We also learn that the troops will not be paid the same wage as white soldiers, and it is in this moment that Shaw endears himself to his men, by similarly refusing his own pay. Finally, the men are trained, they have shoes and uniforms, and they are sent off to the war. One of the men, Rawlins (Morgan Freeman), is pulled aside. He is told that there would be no commissioned officers who were not white, but that the regulations did not prevent the creation of non-commissioned officers, and he is given his stripes. It’s a nice moment.
Of course, it leads to further problems. It soon becomes evident that the 54th is going to be used only for menial labor and will not get into combat. They are given a quick taste of something when the follow another brigade of black soldiers into a town under the command of Colonel James Montgomery (Cliff De Young). As it turns out, it is essentially a raiding party, stealing everything they can from a town and then setting fire to the buildings. After that, Shaw and his men work at manual labor but itch to get into a fight. Passing white troops offer nothing but scorn regardless of the fact that they are also wearing Union blue. This is until Shaw confronts Montgomery and General Charles Garrison Harker (Bob Gunton) about their war profiteering. In short, he agrees to keep silent if they will send the 54th into battle.

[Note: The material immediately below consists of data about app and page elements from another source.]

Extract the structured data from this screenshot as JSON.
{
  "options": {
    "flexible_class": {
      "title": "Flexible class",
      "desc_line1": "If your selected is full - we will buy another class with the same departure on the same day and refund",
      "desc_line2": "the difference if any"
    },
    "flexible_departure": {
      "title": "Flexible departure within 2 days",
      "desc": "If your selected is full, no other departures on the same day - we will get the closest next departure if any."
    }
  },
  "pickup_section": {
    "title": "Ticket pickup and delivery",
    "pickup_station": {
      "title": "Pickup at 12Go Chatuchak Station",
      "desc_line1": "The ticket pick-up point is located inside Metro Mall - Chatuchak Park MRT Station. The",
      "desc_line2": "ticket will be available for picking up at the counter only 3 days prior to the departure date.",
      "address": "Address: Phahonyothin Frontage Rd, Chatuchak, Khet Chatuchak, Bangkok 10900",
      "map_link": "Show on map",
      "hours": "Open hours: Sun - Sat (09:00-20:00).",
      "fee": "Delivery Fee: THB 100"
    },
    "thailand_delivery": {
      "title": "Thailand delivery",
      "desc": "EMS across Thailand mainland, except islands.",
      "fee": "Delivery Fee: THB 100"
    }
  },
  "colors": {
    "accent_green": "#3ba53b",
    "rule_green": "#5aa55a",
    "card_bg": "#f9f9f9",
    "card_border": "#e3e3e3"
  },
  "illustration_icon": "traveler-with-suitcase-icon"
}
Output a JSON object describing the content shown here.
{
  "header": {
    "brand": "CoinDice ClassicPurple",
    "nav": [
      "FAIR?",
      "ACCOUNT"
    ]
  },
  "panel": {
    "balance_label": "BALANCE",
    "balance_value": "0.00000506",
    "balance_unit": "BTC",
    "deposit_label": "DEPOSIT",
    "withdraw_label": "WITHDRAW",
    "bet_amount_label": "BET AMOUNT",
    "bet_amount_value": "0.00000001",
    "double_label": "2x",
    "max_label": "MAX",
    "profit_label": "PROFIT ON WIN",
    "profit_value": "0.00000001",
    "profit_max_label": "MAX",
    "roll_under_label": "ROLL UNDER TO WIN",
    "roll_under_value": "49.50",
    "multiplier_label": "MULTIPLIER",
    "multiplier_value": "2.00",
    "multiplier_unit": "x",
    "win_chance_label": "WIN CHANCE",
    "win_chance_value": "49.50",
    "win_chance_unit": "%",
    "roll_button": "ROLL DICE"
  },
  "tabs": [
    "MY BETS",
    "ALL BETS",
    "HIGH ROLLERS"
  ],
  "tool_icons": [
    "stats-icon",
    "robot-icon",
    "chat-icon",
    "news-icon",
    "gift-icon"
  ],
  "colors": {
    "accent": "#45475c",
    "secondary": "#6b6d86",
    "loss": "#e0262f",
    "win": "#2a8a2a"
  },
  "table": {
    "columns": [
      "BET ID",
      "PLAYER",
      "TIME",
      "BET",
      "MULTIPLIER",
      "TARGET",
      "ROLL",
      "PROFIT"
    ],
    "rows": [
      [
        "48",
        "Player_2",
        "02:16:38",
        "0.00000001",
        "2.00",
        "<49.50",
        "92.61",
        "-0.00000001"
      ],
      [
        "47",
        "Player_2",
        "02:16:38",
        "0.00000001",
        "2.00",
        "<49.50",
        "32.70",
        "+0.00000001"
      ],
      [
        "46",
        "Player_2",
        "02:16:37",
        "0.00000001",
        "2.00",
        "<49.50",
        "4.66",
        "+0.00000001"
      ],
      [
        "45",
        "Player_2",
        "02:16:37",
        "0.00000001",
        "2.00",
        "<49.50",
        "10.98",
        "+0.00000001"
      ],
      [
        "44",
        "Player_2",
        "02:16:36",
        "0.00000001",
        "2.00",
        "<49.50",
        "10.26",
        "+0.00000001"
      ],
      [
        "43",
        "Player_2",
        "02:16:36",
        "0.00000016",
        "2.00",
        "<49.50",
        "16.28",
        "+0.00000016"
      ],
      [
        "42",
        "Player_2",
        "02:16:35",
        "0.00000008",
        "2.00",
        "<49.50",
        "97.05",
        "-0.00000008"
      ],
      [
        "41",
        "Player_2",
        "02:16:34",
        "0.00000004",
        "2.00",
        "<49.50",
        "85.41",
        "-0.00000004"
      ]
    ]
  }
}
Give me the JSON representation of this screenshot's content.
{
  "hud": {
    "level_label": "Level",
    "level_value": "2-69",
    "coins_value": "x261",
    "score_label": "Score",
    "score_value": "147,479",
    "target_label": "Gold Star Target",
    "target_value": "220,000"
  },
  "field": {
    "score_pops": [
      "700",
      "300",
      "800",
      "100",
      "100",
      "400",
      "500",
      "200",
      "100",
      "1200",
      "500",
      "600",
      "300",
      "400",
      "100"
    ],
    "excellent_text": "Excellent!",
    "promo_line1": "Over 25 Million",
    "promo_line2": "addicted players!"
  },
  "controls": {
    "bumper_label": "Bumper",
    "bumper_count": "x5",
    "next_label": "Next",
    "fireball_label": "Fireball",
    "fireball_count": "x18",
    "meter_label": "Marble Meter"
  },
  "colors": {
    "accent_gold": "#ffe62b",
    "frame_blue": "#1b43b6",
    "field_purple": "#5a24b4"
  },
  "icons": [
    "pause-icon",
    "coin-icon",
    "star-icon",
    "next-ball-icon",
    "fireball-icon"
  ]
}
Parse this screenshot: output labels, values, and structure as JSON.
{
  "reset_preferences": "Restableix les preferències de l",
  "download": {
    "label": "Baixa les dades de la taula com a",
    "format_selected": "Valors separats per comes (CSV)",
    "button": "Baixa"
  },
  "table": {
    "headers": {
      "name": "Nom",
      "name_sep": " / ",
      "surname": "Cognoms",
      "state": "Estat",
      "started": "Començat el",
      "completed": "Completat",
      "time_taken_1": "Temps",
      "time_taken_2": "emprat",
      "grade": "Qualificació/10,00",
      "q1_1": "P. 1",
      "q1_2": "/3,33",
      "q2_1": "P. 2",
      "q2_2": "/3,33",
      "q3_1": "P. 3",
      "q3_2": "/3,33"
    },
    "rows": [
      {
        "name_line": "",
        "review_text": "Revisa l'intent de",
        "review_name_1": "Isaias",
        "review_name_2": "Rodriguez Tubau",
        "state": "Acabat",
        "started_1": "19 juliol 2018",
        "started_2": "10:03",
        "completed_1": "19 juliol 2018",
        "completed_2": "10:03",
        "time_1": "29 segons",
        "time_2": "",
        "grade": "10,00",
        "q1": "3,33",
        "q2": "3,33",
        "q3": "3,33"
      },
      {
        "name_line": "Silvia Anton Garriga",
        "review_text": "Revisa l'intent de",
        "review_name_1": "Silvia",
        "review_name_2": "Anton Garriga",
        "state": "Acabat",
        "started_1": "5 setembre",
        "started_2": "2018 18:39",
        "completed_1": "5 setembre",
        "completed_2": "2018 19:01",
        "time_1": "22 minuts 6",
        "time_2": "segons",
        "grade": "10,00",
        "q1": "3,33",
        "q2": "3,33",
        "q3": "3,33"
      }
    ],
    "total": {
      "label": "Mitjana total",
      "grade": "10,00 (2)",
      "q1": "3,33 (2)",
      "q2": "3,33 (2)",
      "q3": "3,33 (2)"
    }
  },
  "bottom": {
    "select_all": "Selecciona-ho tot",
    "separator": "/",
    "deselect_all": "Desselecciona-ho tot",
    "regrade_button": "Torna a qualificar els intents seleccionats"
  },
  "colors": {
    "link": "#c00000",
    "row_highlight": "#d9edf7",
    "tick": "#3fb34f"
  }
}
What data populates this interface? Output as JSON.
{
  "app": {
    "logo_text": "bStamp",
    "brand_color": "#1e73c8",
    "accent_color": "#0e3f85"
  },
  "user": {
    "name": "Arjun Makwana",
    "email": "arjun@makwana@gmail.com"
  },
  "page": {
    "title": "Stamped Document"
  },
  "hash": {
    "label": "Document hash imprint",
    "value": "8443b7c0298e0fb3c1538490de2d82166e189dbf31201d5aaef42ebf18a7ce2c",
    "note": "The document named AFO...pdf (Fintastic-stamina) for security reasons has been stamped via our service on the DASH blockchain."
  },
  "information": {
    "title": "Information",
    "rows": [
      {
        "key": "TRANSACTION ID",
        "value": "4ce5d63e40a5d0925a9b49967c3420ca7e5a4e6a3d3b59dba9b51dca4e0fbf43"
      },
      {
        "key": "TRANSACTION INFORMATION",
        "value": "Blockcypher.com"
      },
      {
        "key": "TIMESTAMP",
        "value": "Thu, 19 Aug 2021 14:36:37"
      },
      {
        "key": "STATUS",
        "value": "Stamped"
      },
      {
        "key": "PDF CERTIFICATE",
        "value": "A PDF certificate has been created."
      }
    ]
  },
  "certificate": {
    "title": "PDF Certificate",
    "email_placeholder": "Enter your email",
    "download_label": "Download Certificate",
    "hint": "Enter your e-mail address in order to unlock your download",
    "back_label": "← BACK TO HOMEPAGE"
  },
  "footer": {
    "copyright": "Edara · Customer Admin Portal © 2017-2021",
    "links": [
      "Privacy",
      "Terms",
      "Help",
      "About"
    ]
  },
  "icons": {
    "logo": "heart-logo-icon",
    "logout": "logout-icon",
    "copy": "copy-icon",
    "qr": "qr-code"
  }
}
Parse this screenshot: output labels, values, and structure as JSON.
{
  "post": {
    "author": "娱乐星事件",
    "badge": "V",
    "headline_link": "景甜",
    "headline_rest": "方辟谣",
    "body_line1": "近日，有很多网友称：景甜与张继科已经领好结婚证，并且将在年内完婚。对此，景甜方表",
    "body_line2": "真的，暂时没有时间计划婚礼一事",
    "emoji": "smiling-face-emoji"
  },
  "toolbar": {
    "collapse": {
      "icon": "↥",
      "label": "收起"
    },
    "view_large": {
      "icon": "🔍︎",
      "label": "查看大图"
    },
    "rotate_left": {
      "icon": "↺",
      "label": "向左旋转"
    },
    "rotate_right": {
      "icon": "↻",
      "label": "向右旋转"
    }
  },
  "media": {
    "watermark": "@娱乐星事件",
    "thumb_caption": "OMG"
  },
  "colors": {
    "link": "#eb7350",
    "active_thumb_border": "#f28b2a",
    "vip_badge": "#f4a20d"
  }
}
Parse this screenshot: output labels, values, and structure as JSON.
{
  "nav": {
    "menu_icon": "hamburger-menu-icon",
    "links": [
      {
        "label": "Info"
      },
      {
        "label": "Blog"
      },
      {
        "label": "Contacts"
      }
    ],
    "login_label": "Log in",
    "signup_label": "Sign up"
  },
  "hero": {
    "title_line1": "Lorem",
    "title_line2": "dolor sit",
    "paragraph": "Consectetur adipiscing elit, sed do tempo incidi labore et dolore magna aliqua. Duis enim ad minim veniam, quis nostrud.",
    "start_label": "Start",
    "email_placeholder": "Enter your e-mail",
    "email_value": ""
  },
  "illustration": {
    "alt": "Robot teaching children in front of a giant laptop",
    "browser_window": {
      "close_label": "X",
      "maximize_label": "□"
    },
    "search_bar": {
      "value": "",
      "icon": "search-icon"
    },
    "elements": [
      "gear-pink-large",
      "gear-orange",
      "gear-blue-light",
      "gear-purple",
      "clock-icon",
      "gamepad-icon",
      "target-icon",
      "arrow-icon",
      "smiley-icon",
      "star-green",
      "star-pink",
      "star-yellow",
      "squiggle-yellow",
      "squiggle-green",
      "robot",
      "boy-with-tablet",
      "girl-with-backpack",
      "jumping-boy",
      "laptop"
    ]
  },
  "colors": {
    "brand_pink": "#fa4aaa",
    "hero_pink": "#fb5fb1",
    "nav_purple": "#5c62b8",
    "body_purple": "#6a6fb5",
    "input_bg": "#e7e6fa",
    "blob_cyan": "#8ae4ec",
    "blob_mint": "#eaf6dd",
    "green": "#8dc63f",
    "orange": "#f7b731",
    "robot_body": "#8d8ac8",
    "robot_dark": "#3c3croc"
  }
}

And finally, the unit gets bloodied. Eventually, given a near-impossible task to complete, Shaw volunteers his unit to lead the charge against a Rebel fort in what is almost certainly a suicide march against a vastly superior enemy. The results of this are best left unmentioned in a review.
Glory goes about this story of racism in a very interesting way in that it focuses not on the black troops, but on their white commander. Certainly he feels some of the racism reflected back on him—he’s treated in many cases essentially as the same sort of pariah as they are. But really, he’s an outsider in the racism game. Characters like the educated Searles, the hot-headed Trip, the sedate Rawlins, or even the stuttering crack shot Jupiter Sharts (Jihmi Kennedy) would make for a much more interesting story. Seriously, these are the men fighting for their literal freedom in most cases, and with the word that the Confederacy will summarily execute any former slave in Union blues, for their lives. They, far more than Shaw and Forbes are the interesting story.
Where Glory really succeeds is in the depiction of the terror of war. The battle sequences may not carry the same weight or the same level of horror as, say, the opening 15 minutes of Saving Private Ryan, but they are decidedly brutal and sobering.
All in all, Glory is good, but perhaps not quite great.
Why to watch Glory: Because there are still some war stories that can be inspiring.
Why not to watch: Racism from the white man’s point of view is decidedly less interesting.